Dynamic state helps in addition to anything I mentioned before. It makes your application logic easier by not having to deal with so many different variations and reduces the total number of times you may have to create a new pipeline, which may decrease initialization time, pipeline cache sizes and access, state changes and game stuttering. VK_EXT_extended_dynamic_state, when available and as its name implies, extends the number of pipeline elements that can be part of that dynamic state. It adds states like the culling mode, front face, primitive topology, viewport with count, scissor with count (previously, viewports and scissors could be changed dynamically but not their counts), vertex input binding stride, depth test activation and writes, depth comparison operation, depth bounds activation and stencil test activation and operations. That’s a pretty large set of new dynamic elements.

The obvious question that follows is if using so many dynamic elements decreases performance, in the sense that it may reduce the optimization opportunities the implementation may have because some details about the pipeline are not known in advance. The answer is that this really depends on the implementation. For example, in some implementations the culling mode or front face may be set in a register before drawing operations and there’s no practical difference between setting it when the pipeline is bound to be used or dynamically before a large set of drawing commands are used.

I’ve measured the impact of enabling every new dynamic state in a simple GPU-bound Vulkan program that displays a rotating model on screen and I haven’t noticed any performance impact with the NVIDIA proprietary driver and a GTX 1070 card, but your mileage may vary. As usual, measure before deploying.

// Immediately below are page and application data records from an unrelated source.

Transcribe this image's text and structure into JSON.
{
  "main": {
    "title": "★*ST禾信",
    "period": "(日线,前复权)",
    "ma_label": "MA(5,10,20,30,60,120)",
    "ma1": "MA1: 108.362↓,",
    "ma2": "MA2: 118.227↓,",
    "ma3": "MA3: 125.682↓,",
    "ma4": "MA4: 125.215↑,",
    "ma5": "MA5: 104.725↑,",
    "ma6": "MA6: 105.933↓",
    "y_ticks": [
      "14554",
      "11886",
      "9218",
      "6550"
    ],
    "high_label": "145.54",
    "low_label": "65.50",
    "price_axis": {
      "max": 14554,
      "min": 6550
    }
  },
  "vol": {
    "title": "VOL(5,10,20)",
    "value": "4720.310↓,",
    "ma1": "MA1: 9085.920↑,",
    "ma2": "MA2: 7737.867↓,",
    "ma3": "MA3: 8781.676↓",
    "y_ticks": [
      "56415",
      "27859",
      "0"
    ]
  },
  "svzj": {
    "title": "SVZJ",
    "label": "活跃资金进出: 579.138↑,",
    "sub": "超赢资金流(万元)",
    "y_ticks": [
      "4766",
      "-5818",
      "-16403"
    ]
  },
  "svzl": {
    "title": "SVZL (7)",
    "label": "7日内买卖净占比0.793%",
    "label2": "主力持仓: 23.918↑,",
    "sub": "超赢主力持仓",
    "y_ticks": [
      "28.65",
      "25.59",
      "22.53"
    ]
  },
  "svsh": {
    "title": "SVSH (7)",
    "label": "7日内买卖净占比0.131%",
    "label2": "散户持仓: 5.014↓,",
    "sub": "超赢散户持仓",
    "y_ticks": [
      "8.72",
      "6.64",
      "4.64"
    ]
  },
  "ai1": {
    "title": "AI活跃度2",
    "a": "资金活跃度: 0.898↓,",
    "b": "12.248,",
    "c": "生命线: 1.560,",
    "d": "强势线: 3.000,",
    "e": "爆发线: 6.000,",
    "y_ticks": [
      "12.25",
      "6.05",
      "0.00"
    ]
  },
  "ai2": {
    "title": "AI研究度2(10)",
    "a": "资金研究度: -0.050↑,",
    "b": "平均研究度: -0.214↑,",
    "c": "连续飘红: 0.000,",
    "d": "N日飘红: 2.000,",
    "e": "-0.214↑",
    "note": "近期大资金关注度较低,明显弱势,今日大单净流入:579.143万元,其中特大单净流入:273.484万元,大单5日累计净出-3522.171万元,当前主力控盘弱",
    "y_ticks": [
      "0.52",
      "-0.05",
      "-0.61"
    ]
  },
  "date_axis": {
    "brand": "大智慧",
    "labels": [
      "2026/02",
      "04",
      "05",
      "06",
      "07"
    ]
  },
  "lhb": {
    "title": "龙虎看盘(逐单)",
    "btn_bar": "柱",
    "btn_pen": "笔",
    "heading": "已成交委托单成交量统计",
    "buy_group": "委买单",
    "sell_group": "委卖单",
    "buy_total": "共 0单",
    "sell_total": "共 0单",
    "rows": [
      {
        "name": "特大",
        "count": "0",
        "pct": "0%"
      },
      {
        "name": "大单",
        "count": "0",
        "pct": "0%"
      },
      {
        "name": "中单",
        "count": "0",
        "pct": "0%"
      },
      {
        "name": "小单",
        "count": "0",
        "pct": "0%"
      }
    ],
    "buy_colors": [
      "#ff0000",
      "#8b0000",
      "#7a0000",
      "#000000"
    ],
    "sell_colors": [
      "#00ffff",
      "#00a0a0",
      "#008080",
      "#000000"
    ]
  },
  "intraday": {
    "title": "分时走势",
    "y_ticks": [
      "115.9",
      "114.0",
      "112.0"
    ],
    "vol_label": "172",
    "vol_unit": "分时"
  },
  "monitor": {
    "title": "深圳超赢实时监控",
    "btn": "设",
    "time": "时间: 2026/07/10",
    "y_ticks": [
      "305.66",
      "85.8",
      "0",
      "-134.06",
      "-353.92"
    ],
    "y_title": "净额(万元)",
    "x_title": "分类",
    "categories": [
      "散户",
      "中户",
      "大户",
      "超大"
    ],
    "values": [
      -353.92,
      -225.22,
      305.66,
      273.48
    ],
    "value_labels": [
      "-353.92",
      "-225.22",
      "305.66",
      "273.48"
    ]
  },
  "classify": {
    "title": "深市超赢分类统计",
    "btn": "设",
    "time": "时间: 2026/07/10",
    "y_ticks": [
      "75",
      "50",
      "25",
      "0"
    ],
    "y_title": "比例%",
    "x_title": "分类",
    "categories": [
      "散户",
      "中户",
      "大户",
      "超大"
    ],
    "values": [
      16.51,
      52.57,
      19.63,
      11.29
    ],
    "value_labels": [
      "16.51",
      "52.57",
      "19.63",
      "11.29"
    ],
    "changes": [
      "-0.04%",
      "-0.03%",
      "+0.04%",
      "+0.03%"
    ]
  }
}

VK_EXT_extended_dynamic_state can also help when Vulkan is used as the backend to implement other higher level APIs which are not as rigid as Vulkan itself and in which some drawing parameters can be changed on the fly, being up to the driver to implement those changes as efficiently as possible. We’re talking about OpenGL, or DirectX up to version 11. As you can imagine, it’s an interesting extension for projects like DXVK and it can help improve the state of Linux gaming through Wine and Proton.

Origins of VK_EXT_extended_dynamic_state

The story about how this extension came to be is also interesting. It all started as a reaction to an “angry” tweet by Eric Lengyel in which he lamented that he had to create two separate pipelines just to change the front face or winding order of triangles when rendering a reflection. That prompted Piers Daniell from NVIDIA to start a multivendor effort inside Khronos that resulted in VK_EXT_extended_dynamic_state. As you can read in the extension summary, several companies where involved: AMD, Arm, Broadcom, Google, Imagination, Intel, NVIDIA, and Valve.

For that reason, this extension is also one of the many success stories from the Khronos Group, a forum in which hardware and software vendors, big and small, participate designing and standardizing cross-platform solutions for the graphics industry. Many different points of view are taken into account when designing those solutions. If you look at the member list you’ll see plenty of known logos from hardware manufacturers and software developers, including companies making widely available game engines.

In this case an angry tweet was enough to spark an effort, but that’s not the ideal situation. You can propose specification improvements, extensions or new ideas using the Vulkan Docs repository. An issue could be enough and, for small changes, a pull request can be even better.